TASK DETAILS -
Copy the listing as it is written, and leave each picture out.

DATA SUPPLIED -
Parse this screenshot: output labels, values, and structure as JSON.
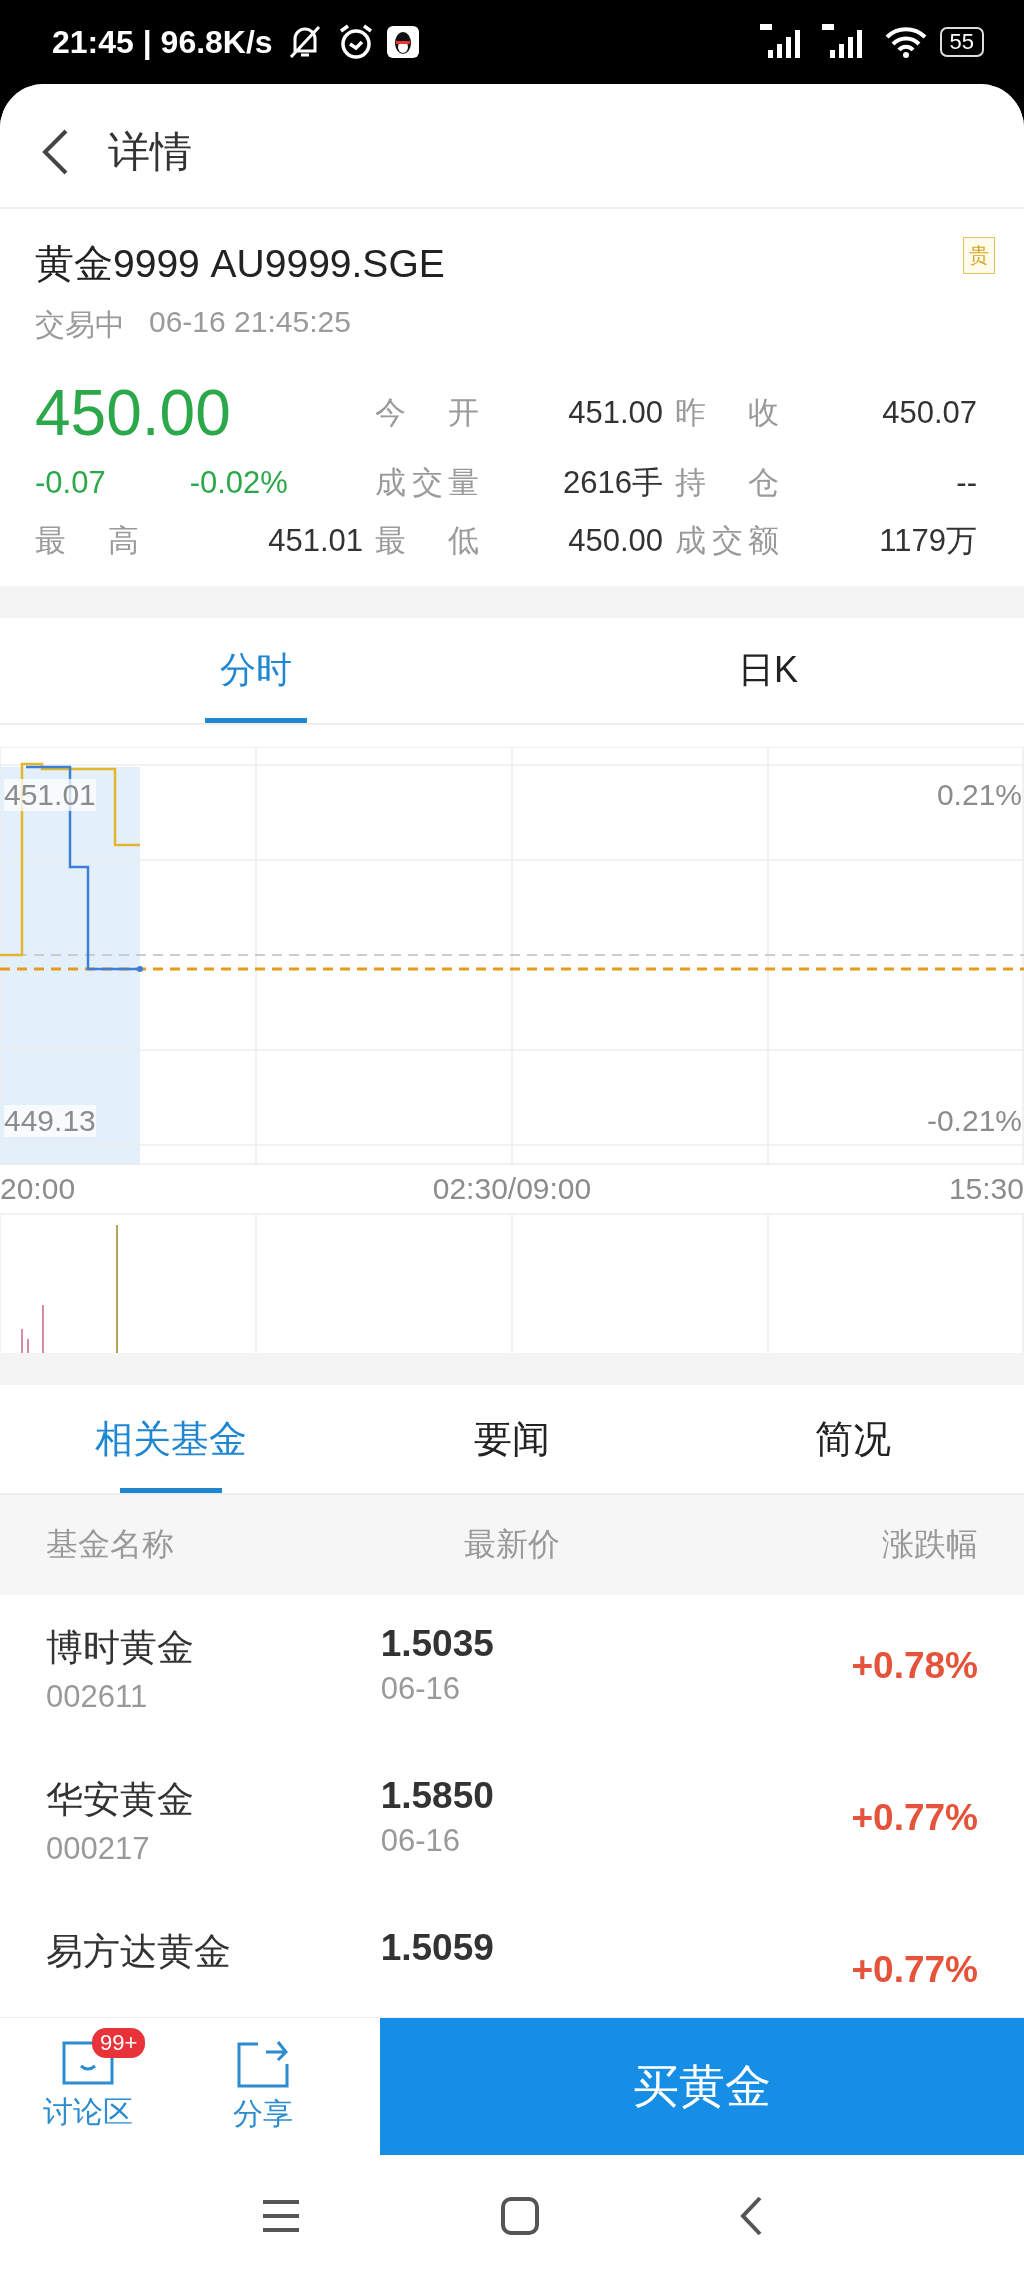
{
  "status_bar": {
    "time": "21:45 | 96.8K/s",
    "battery": "55"
  },
  "header": {
    "title": "详情"
  },
  "quote": {
    "name": "黄金9999 AU9999.SGE",
    "badge": "贵",
    "status": "交易中",
    "time": "06-16 21:45:25",
    "price": "450.00",
    "change": "-0.07",
    "change_pct": "-0.02%",
    "color": "#2ba84a",
    "stats": [
      {
        "label": "今 开",
        "value": "451.00"
      },
      {
        "label": "昨 收",
        "value": "450.07"
      },
      {
        "label": "成交量",
        "value": "2616手"
      },
      {
        "label": "持 仓",
        "value": "--"
      },
      {
        "label": "最 高",
        "value": "451.01"
      },
      {
        "label": "最 低",
        "value": "450.00"
      },
      {
        "label": "成交额",
        "value": "1179万"
      }
    ]
  },
  "chart_tabs": [
    {
      "label": "分时",
      "selected": true
    },
    {
      "label": "日K",
      "selected": false
    }
  ],
  "chart": {
    "price_high": "451.01",
    "price_low": "449.13",
    "pct_high": "0.21%",
    "pct_low": "-0.21%",
    "time_labels": [
      "20:00",
      "02:30/09:00",
      "15:30"
    ]
  },
  "info_tabs": [
    {
      "label": "相关基金",
      "selected": true
    },
    {
      "label": "要闻",
      "selected": false
    },
    {
      "label": "简况",
      "selected": false
    }
  ],
  "fund_table": {
    "columns": [
      "基金名称",
      "最新价",
      "涨跌幅"
    ],
    "rows": [
      {
        "name": "博时黄金",
        "code": "002611",
        "price": "1.5035",
        "date": "06-16",
        "change": "+0.78%",
        "color": "#e5533a"
      },
      {
        "name": "华安黄金",
        "code": "000217",
        "price": "1.5850",
        "date": "06-16",
        "change": "+0.77%",
        "color": "#e5533a"
      },
      {
        "name": "易方达黄金",
        "price": "1.5059",
        "change": "+0.77%",
        "color": "#e5533a"
      }
    ]
  },
  "bottom_bar": {
    "actions": [
      {
        "kind": "chat",
        "label": "讨论区",
        "badge": "99+"
      },
      {
        "kind": "share",
        "label": "分享"
      }
    ],
    "buy_button": "买黄金"
  }
}
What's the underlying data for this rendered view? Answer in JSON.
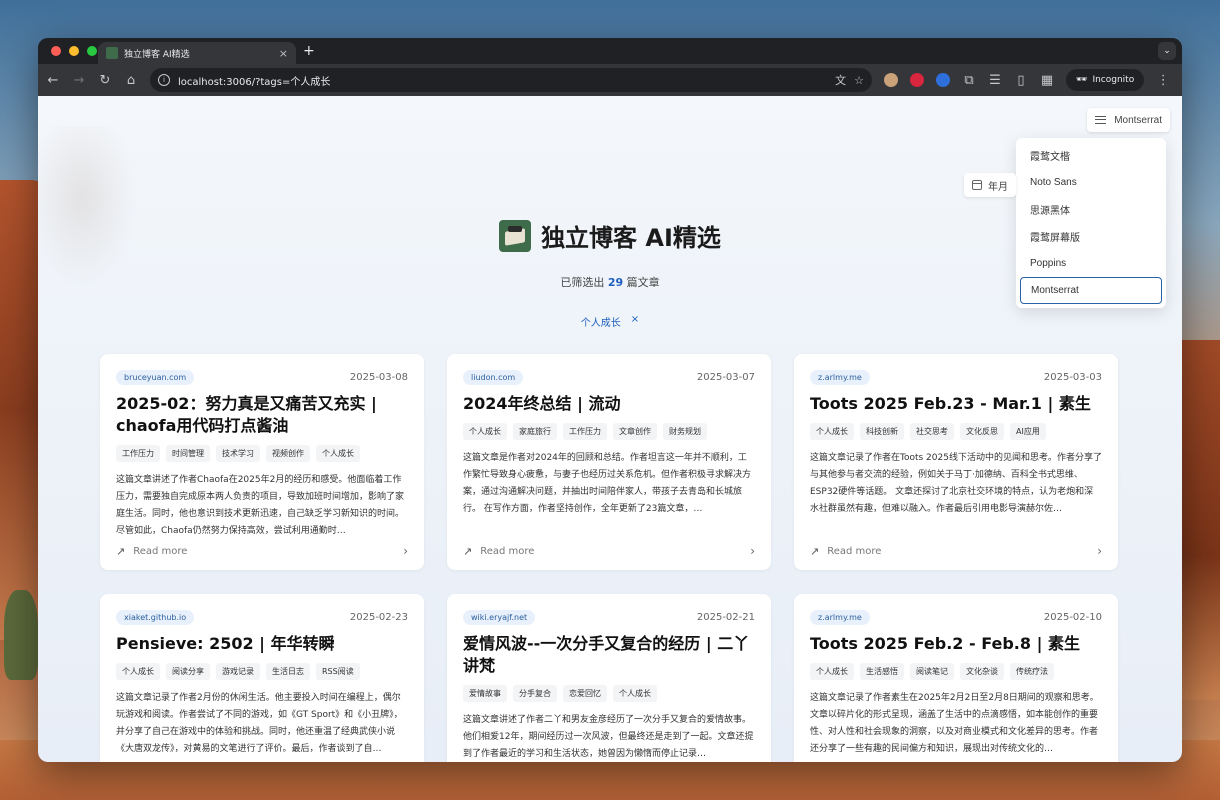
{
  "browser": {
    "tab_title": "独立博客 AI精选",
    "tab_close": "×",
    "new_tab": "+",
    "url": "localhost:3006/?tags=个人成长",
    "incognito_label": "Incognito"
  },
  "header": {
    "font_button_label": "Montserrat",
    "year_button_label": "年月",
    "font_menu": [
      "霞鹜文楷",
      "Noto Sans",
      "思源黑体",
      "霞鹜屏幕版",
      "Poppins",
      "Montserrat"
    ],
    "font_menu_selected": "Montserrat"
  },
  "hero": {
    "title": "独立博客 AI精选",
    "count_prefix": "已筛选出",
    "count": "29",
    "count_suffix": "篇文章",
    "active_tag": "个人成长",
    "clear_tag": "×"
  },
  "read_more_label": "Read more",
  "cards": [
    {
      "domain": "bruceyuan.com",
      "date": "2025-03-08",
      "title": "2025-02：努力真是又痛苦又充实 | chaofa用代码打点酱油",
      "tags": [
        "工作压力",
        "时间管理",
        "技术学习",
        "视频创作",
        "个人成长"
      ],
      "summary": "这篇文章讲述了作者Chaofa在2025年2月的经历和感受。他面临着工作压力，需要独自完成原本两人负责的项目，导致加班时间增加，影响了家庭生活。同时，他也意识到技术更新迅速，自己缺乏学习新知识的时间。尽管如此，Chaofa仍然努力保持高效，尝试利用通勤时…"
    },
    {
      "domain": "liudon.com",
      "date": "2025-03-07",
      "title": "2024年终总结 | 流动",
      "tags": [
        "个人成长",
        "家庭旅行",
        "工作压力",
        "文章创作",
        "财务规划"
      ],
      "summary": "这篇文章是作者对2024年的回顾和总结。作者坦言这一年并不顺利，工作繁忙导致身心疲惫，与妻子也经历过关系危机。但作者积极寻求解决方案，通过沟通解决问题，并抽出时间陪伴家人，带孩子去青岛和长城旅行。 在写作方面，作者坚持创作，全年更新了23篇文章，…"
    },
    {
      "domain": "z.arlmy.me",
      "date": "2025-03-03",
      "title": "Toots 2025 Feb.23 - Mar.1 | 素生",
      "tags": [
        "个人成长",
        "科技创新",
        "社交思考",
        "文化反思",
        "AI应用"
      ],
      "summary": "这篇文章记录了作者在Toots 2025线下活动中的见闻和思考。作者分享了与其他参与者交流的经验，例如关于马丁·加德纳、百科全书式思维、ESP32硬件等话题。 文章还探讨了北京社交环境的特点，认为老炮和深水社群虽然有趣，但难以融入。作者最后引用电影导演赫尔佐…"
    },
    {
      "domain": "xiaket.github.io",
      "date": "2025-02-23",
      "title": "Pensieve: 2502 | 年华转瞬",
      "tags": [
        "个人成长",
        "阅读分享",
        "游戏记录",
        "生活日志",
        "RSS阅读"
      ],
      "summary": "这篇文章记录了作者2月份的休闲生活。他主要投入时间在编程上，偶尔玩游戏和阅读。作者尝试了不同的游戏，如《GT Sport》和《小丑牌》，并分享了自己在游戏中的体验和挑战。同时，他还重温了经典武侠小说《大唐双龙传》，对黄易的文笔进行了评价。最后，作者谈到了自…"
    },
    {
      "domain": "wiki.eryajf.net",
      "date": "2025-02-21",
      "title": "爱情风波--一次分手又复合的经历 | 二丫讲梵",
      "tags": [
        "爱情故事",
        "分手复合",
        "恋爱回忆",
        "个人成长"
      ],
      "summary": "这篇文章讲述了作者二丫和男友金彦经历了一次分手又复合的爱情故事。他们相爱12年，期间经历过一次风波，但最终还是走到了一起。文章还提到了作者最近的学习和生活状态，她曾因为懒惰而停止记录…"
    },
    {
      "domain": "z.arlmy.me",
      "date": "2025-02-10",
      "title": "Toots 2025 Feb.2 - Feb.8 | 素生",
      "tags": [
        "个人成长",
        "生活感悟",
        "阅读笔记",
        "文化杂谈",
        "传统疗法"
      ],
      "summary": "这篇文章记录了作者素生在2025年2月2日至2月8日期间的观察和思考。文章以碎片化的形式呈现，涵盖了生活中的点滴感悟，如本能创作的重要性、对人性和社会现象的洞察，以及对商业模式和文化差异的思考。作者还分享了一些有趣的民间偏方和知识，展现出对传统文化的…"
    }
  ]
}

RESULT OF THIS TASK -
Parse this screenshot: output labels, values, and structure as JSON.
{
  "status_bar": {
    "time": "21:45 | 96.8K/s",
    "battery": "55"
  },
  "header": {
    "title": "详情"
  },
  "quote": {
    "name": "黄金9999 AU9999.SGE",
    "badge": "贵",
    "status": "交易中",
    "time": "06-16 21:45:25",
    "price": "450.00",
    "change": "-0.07",
    "change_pct": "-0.02%",
    "color": "#2ba84a",
    "stats": [
      {
        "label": "今 开",
        "value": "451.00"
      },
      {
        "label": "昨 收",
        "value": "450.07"
      },
      {
        "label": "成交量",
        "value": "2616手"
      },
      {
        "label": "持 仓",
        "value": "--"
      },
      {
        "label": "最 高",
        "value": "451.01"
      },
      {
        "label": "最 低",
        "value": "450.00"
      },
      {
        "label": "成交额",
        "value": "1179万"
      }
    ]
  },
  "chart_tabs": [
    {
      "label": "分时",
      "selected": true
    },
    {
      "label": "日K",
      "selected": false
    }
  ],
  "chart": {
    "price_high": "451.01",
    "price_low": "449.13",
    "pct_high": "0.21%",
    "pct_low": "-0.21%",
    "time_labels": [
      "20:00",
      "02:30/09:00",
      "15:30"
    ]
  },
  "info_tabs": [
    {
      "label": "相关基金",
      "selected": true
    },
    {
      "label": "要闻",
      "selected": false
    },
    {
      "label": "简况",
      "selected": false
    }
  ],
  "fund_table": {
    "columns": [
      "基金名称",
      "最新价",
      "涨跌幅"
    ],
    "rows": [
      {
        "name": "博时黄金",
        "code": "002611",
        "price": "1.5035",
        "date": "06-16",
        "change": "+0.78%",
        "color": "#e5533a"
      },
      {
        "name": "华安黄金",
        "code": "000217",
        "price": "1.5850",
        "date": "06-16",
        "change": "+0.77%",
        "color": "#e5533a"
      },
      {
        "name": "易方达黄金",
        "price": "1.5059",
        "change": "+0.77%",
        "color": "#e5533a"
      }
    ]
  },
  "bottom_bar": {
    "actions": [
      {
        "kind": "chat",
        "label": "讨论区",
        "badge": "99+"
      },
      {
        "kind": "share",
        "label": "分享"
      }
    ],
    "buy_button": "买黄金"
  }
}
What's the underlying data for this rendered view? Answer in JSON.
{
  "browser": {
    "tab_title": "独立博客 AI精选",
    "tab_close": "×",
    "new_tab": "+",
    "url": "localhost:3006/?tags=个人成长",
    "incognito_label": "Incognito"
  },
  "header": {
    "font_button_label": "Montserrat",
    "year_button_label": "年月",
    "font_menu": [
      "霞鹜文楷",
      "Noto Sans",
      "思源黑体",
      "霞鹜屏幕版",
      "Poppins",
      "Montserrat"
    ],
    "font_menu_selected": "Montserrat"
  },
  "hero": {
    "title": "独立博客 AI精选",
    "count_prefix": "已筛选出",
    "count": "29",
    "count_suffix": "篇文章",
    "active_tag": "个人成长",
    "clear_tag": "×"
  },
  "read_more_label": "Read more",
  "cards": [
    {
      "domain": "bruceyuan.com",
      "date": "2025-03-08",
      "title": "2025-02：努力真是又痛苦又充实 | chaofa用代码打点酱油",
      "tags": [
        "工作压力",
        "时间管理",
        "技术学习",
        "视频创作",
        "个人成长"
      ],
      "summary": "这篇文章讲述了作者Chaofa在2025年2月的经历和感受。他面临着工作压力，需要独自完成原本两人负责的项目，导致加班时间增加，影响了家庭生活。同时，他也意识到技术更新迅速，自己缺乏学习新知识的时间。尽管如此，Chaofa仍然努力保持高效，尝试利用通勤时…"
    },
    {
      "domain": "liudon.com",
      "date": "2025-03-07",
      "title": "2024年终总结 | 流动",
      "tags": [
        "个人成长",
        "家庭旅行",
        "工作压力",
        "文章创作",
        "财务规划"
      ],
      "summary": "这篇文章是作者对2024年的回顾和总结。作者坦言这一年并不顺利，工作繁忙导致身心疲惫，与妻子也经历过关系危机。但作者积极寻求解决方案，通过沟通解决问题，并抽出时间陪伴家人，带孩子去青岛和长城旅行。 在写作方面，作者坚持创作，全年更新了23篇文章，…"
    },
    {
      "domain": "z.arlmy.me",
      "date": "2025-03-03",
      "title": "Toots 2025 Feb.23 - Mar.1 | 素生",
      "tags": [
        "个人成长",
        "科技创新",
        "社交思考",
        "文化反思",
        "AI应用"
      ],
      "summary": "这篇文章记录了作者在Toots 2025线下活动中的见闻和思考。作者分享了与其他参与者交流的经验，例如关于马丁·加德纳、百科全书式思维、ESP32硬件等话题。 文章还探讨了北京社交环境的特点，认为老炮和深水社群虽然有趣，但难以融入。作者最后引用电影导演赫尔佐…"
    },
    {
      "domain": "xiaket.github.io",
      "date": "2025-02-23",
      "title": "Pensieve: 2502 | 年华转瞬",
      "tags": [
        "个人成长",
        "阅读分享",
        "游戏记录",
        "生活日志",
        "RSS阅读"
      ],
      "summary": "这篇文章记录了作者2月份的休闲生活。他主要投入时间在编程上，偶尔玩游戏和阅读。作者尝试了不同的游戏，如《GT Sport》和《小丑牌》，并分享了自己在游戏中的体验和挑战。同时，他还重温了经典武侠小说《大唐双龙传》，对黄易的文笔进行了评价。最后，作者谈到了自…"
    },
    {
      "domain": "wiki.eryajf.net",
      "date": "2025-02-21",
      "title": "爱情风波--一次分手又复合的经历 | 二丫讲梵",
      "tags": [
        "爱情故事",
        "分手复合",
        "恋爱回忆",
        "个人成长"
      ],
      "summary": "这篇文章讲述了作者二丫和男友金彦经历了一次分手又复合的爱情故事。他们相爱12年，期间经历过一次风波，但最终还是走到了一起。文章还提到了作者最近的学习和生活状态，她曾因为懒惰而停止记录…"
    },
    {
      "domain": "z.arlmy.me",
      "date": "2025-02-10",
      "title": "Toots 2025 Feb.2 - Feb.8 | 素生",
      "tags": [
        "个人成长",
        "生活感悟",
        "阅读笔记",
        "文化杂谈",
        "传统疗法"
      ],
      "summary": "这篇文章记录了作者素生在2025年2月2日至2月8日期间的观察和思考。文章以碎片化的形式呈现，涵盖了生活中的点滴感悟，如本能创作的重要性、对人性和社会现象的洞察，以及对商业模式和文化差异的思考。作者还分享了一些有趣的民间偏方和知识，展现出对传统文化的…"
    }
  ]
}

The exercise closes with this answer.